**ACTIVITY:** Find and copy the lines in the records beneath this task that contain the word "PORTE".

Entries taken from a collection
━━━━━━━━━━━━━━━━━━━━

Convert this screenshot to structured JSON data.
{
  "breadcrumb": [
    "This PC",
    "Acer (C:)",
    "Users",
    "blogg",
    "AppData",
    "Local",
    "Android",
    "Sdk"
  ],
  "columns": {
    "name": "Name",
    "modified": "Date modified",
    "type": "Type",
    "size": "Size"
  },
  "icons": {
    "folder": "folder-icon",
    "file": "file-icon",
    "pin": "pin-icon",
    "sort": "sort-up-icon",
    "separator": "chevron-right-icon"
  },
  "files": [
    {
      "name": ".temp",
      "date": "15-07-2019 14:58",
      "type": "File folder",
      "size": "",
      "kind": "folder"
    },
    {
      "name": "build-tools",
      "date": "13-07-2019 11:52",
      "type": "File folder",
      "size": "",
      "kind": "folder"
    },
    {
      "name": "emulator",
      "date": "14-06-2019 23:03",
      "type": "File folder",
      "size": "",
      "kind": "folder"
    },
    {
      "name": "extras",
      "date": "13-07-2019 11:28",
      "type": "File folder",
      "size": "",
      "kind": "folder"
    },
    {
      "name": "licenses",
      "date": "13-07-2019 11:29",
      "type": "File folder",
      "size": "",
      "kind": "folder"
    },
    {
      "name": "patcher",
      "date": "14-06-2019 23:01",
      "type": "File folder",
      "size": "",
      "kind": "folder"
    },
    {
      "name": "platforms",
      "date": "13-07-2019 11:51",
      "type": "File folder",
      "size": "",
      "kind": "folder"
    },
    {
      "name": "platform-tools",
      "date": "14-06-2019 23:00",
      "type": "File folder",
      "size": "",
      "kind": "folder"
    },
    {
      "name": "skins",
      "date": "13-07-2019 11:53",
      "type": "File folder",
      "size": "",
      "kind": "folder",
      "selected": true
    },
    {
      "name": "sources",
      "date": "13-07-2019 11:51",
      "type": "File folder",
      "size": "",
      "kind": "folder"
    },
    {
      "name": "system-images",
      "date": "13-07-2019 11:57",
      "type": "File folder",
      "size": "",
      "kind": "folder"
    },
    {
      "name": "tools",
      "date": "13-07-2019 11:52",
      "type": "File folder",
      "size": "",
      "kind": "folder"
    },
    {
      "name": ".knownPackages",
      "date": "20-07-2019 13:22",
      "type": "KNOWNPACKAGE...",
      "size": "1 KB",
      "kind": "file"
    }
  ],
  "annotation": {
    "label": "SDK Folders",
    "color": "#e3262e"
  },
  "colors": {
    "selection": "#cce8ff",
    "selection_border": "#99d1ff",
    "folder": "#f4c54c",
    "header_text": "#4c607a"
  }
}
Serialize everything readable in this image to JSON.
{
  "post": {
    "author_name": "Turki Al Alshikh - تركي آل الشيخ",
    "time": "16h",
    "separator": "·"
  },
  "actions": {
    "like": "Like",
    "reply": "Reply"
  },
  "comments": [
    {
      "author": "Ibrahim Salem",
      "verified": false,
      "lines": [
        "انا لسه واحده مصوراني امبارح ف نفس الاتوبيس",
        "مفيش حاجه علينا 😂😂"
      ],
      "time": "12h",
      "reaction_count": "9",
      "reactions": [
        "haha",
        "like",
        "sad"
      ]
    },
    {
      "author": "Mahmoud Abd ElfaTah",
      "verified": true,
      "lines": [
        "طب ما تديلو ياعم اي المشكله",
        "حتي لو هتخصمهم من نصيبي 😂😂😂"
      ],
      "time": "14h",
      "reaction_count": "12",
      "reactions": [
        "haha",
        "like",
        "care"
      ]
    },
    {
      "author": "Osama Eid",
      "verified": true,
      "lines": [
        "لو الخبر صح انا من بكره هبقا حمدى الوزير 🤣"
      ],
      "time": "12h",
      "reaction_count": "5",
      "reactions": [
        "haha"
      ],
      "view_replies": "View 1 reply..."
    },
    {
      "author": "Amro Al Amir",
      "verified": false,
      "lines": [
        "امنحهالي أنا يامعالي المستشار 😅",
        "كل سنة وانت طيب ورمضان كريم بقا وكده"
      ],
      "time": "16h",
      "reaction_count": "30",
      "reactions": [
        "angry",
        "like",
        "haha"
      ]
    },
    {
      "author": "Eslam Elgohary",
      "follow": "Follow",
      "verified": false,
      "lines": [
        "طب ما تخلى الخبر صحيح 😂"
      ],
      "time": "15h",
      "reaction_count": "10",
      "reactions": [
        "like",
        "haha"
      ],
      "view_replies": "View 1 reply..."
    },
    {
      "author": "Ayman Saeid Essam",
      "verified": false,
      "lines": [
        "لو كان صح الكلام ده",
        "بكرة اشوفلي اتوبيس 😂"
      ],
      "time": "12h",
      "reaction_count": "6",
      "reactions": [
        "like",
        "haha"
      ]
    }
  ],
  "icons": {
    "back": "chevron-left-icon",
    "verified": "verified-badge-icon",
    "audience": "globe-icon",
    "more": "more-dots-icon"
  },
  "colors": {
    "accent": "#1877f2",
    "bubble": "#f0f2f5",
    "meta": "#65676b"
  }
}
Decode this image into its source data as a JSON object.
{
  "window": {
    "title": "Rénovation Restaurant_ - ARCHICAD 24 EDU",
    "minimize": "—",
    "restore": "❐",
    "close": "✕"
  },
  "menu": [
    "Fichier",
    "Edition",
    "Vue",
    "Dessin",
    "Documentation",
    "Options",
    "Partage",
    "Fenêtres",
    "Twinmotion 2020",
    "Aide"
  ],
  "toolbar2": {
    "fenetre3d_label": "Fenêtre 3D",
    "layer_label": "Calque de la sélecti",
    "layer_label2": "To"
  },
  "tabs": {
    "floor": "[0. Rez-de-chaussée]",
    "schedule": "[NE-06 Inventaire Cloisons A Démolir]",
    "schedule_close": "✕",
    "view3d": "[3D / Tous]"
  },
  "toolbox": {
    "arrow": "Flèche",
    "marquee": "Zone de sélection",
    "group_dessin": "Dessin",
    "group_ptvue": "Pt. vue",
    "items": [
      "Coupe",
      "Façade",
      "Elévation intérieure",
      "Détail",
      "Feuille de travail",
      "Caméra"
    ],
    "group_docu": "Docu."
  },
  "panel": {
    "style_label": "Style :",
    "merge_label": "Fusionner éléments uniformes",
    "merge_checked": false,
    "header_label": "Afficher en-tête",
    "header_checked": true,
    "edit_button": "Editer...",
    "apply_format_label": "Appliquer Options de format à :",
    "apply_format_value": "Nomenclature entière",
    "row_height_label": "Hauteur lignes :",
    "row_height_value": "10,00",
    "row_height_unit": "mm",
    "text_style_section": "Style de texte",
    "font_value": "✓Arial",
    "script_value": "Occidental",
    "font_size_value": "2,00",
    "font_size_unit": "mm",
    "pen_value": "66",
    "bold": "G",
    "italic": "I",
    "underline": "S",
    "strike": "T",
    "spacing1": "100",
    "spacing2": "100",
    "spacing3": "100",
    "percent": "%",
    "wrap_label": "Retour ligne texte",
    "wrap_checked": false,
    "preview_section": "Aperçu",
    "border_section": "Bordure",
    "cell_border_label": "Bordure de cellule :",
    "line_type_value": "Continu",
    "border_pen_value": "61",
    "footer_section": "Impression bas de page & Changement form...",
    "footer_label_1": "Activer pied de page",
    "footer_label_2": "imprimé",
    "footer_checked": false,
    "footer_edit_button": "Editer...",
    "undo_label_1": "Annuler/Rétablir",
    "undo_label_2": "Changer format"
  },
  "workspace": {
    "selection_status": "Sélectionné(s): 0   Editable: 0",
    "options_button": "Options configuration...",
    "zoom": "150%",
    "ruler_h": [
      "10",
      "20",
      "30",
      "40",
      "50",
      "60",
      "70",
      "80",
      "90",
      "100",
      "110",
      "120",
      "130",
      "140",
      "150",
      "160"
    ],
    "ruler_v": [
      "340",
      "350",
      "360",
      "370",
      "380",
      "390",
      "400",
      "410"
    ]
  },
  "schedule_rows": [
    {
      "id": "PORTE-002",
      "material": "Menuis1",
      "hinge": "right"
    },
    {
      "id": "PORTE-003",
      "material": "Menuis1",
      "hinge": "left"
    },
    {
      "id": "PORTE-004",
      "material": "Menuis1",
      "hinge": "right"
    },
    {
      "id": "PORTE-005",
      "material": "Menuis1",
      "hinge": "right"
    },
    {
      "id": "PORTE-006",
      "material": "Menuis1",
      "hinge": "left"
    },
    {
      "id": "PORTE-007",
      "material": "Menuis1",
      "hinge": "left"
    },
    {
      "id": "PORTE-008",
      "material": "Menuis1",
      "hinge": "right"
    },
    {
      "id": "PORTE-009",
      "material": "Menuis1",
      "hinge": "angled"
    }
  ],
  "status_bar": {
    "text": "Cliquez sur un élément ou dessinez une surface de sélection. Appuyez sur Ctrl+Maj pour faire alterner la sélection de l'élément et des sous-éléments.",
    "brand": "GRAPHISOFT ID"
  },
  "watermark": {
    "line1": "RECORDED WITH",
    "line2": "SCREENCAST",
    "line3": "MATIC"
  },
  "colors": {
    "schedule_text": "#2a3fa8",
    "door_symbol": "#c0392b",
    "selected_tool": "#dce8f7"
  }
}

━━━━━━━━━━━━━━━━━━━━

**ANSWER TO THE PROBLEM:**
      "id": "PORTE-002",
      "id": "PORTE-003",
      "id": "PORTE-004",
      "id": "PORTE-005",
      "id": "PORTE-006",
      "id": "PORTE-007",
      "id": "PORTE-008",
      "id": "PORTE-009",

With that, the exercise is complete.